Jhe last show presented by married couple Nick and Vanessa Lachey (in the realm of reality TV for 10-15 years, for reasons that don’t concern us now, or maybe ever) was Love Is Blind. It was (in fact continues to be, until at least 2024, as a fourth and fifth seasons have just been ordered) a show in which strangers communicate from unique “pods” without being able to see each other until as various couples declare themselves in love, get engaged, then meet and get to know each other for a month before actually getting married. I remember the inaugural season very well. I described it as “absurd, revolting, endearing, toxic and wholesome by turns – and addictive as hell all the way through… Crack-meth.” I also wondered if it would be possible to exploit emotional frailties, desecrate the frightened, make the private and precious public and worthless, and make it more ruthless or effective voyeuristic bait.
Well, bless my little rhetorical socks – now we have an answer! The answer is “Yes, absolutely”, and it is delivered in the form of The ultimatum: get married or move on. In this 10-part trash fire, the Lacheys introduce us to what are claimed to be six couples, but by my instantly anxious and feverish count, at least 302, who have in common that one of each couple want the other to put a ring on it or end their relationship. Shit or Get Off the Pot would have been a better title, but, alas, America still clings in the weirdest way to its puritanical past, so Marry or Move On is the apt choice presented.
I can’t be expected to remember 604 – or even 12 – candidate names in my day, especially when they’re all fully interchangeable, so instead I’ve labeled them blonks 1-6A /B (males) and blermps 1-6A/B (females. Homosexuality has not yet entered the lacheyen universe, although they have promised a second season with an LGBT cast). “A” denotes blonde, “B” denotes non-blonde and that’s literally all that matters in this show.
To be fair, a few blonks stand out (Jake for being a nine-part puppy and seemingly as nice a guy as reality TV has ever dug up; Colby for being the only man to give an ultimatum and for having vibes of Garth Brooks even before he put on a Stetson in the final episode). One or two of the blermps are also notable: Alexis is a flint-eyed, lantern-jawed blonde who wants a ring in return for cooking, cleaning, and laundry she does for her blonk at home (” Marriage is a financial and emotional transaction”), and April is a fast, funny, genuine 23-year-old charmer who shouldn’t want to get married any more than…any fast, funny, charming 23-year-old.
Anyway. Couples are separated and encouraged to laze around a pool, dine, drink cocktails and see if they “sparkle” with someone else.
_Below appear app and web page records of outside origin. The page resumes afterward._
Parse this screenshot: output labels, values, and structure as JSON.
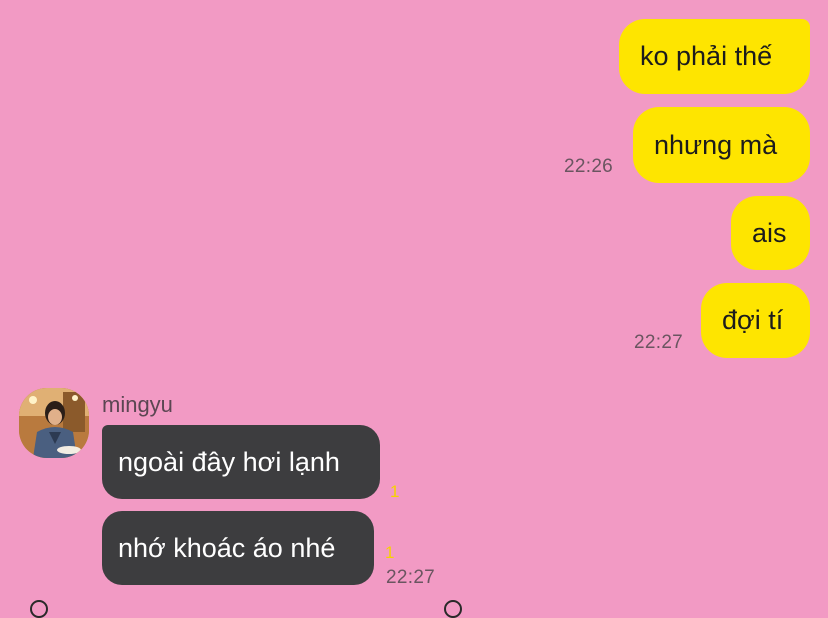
{
  "messages_out": [
    {
      "text": "ko phải thế"
    },
    {
      "text": "nhưng mà",
      "time": "22:26"
    },
    {
      "text": "ais"
    },
    {
      "text": "đợi tí",
      "time": "22:27"
    }
  ],
  "incoming": {
    "sender": "mingyu",
    "avatar_icon": "profile-photo",
    "messages": [
      {
        "text": "ngoài đây hơi lạnh",
        "unread": "1"
      },
      {
        "text": "nhớ khoác áo nhé",
        "unread": "1",
        "time": "22:27"
      }
    ]
  },
  "colors": {
    "background": "#f29ac4",
    "my_bubble": "#fee500",
    "their_bubble": "#3d3d3f",
    "unread_count": "#f5d300"
  }
}
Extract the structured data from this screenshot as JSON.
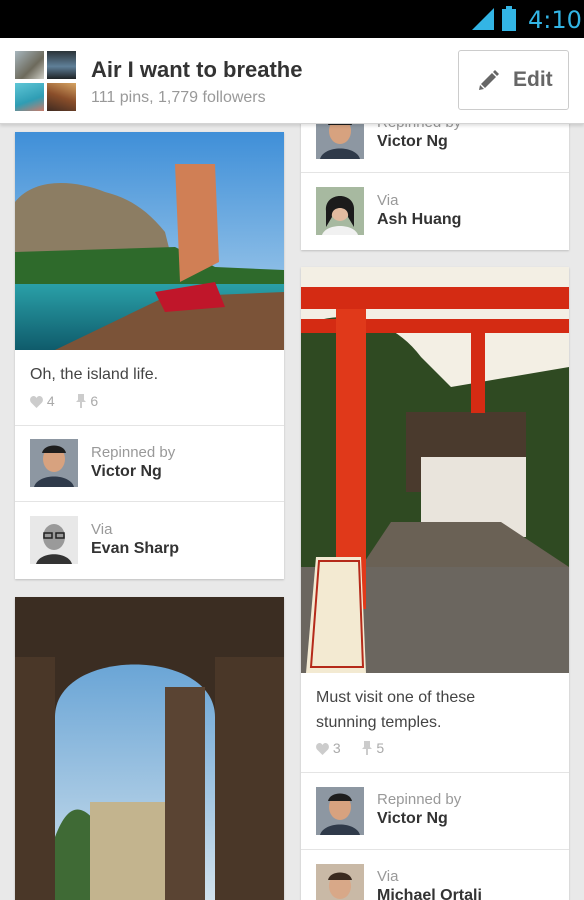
{
  "status_bar": {
    "time": "4:10",
    "icons": [
      "signal-icon",
      "battery-icon"
    ],
    "accent": "#33b5e5"
  },
  "board": {
    "title": "Air I want to breathe",
    "meta": "111 pins, 1,779 followers",
    "edit_label": "Edit",
    "edit_icon": "pencil-icon"
  },
  "pins": {
    "top_partial": {
      "repinned_label": "Repinned by",
      "repinned_name": "Victor Ng",
      "via_label": "Via",
      "via_name": "Ash Huang"
    },
    "island": {
      "description": "Oh, the island life.",
      "likes": "4",
      "repins": "6",
      "repinned_label": "Repinned by",
      "repinned_name": "Victor Ng",
      "via_label": "Via",
      "via_name": "Evan Sharp"
    },
    "temple": {
      "description_line1": "Must visit one of these",
      "description_line2": "stunning temples.",
      "likes": "3",
      "repins": "5",
      "repinned_label": "Repinned by",
      "repinned_name": "Victor Ng",
      "via_label": "Via",
      "via_name": "Michael Ortali"
    }
  }
}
Then they choose a new partner to live with for three weeks before returning to their beloved and deciding whether to shit or – I mean, get married or move on.
All this goes as well, that is to say as badly, as one might expect. Soon the contestants are sobbing, viewers are hoarse screaming at the screen (the utter fury on Alexis’ face when she chisels Colby – on their second drink – that he doesn’t see himself marrying his life to me yet ), and the Lachey/Netflix accountants open the champagne in their toxic lairs. The crack-meth mix is stronger than ever. In 15 minutes, the lizard part of your brain is desperately invested, and the higher functions can only pray for the accelerated heat death of the universe before the remaining nine and three-quarter hours are up.
It’s absolutely awful. Morally, of course, there is literally no justification for deliberately putting temptation in people’s way (I believe this is actually one of the tenets of quite a few world religions). Creatively, it’s bankruptcy. Educationally, intellectually, it’s… not. Every other word from every other mouth suggests that we should build a bonfire and place feminism there, because the battle is surely lost.
But, oh, the entertainment. Oh, the escape. Oh the glory of letting the hate for this and that blonk, and the love for the blermp 2A, which seems to be heading for its rightful place on the arm of the new blonk 6B to flow freely through you, washing the mental detritus of the day and go you’ve been cleansed, emptied and ready for tomorrow’s accumulation of cares and woes. It’s crap – but you can’t move on.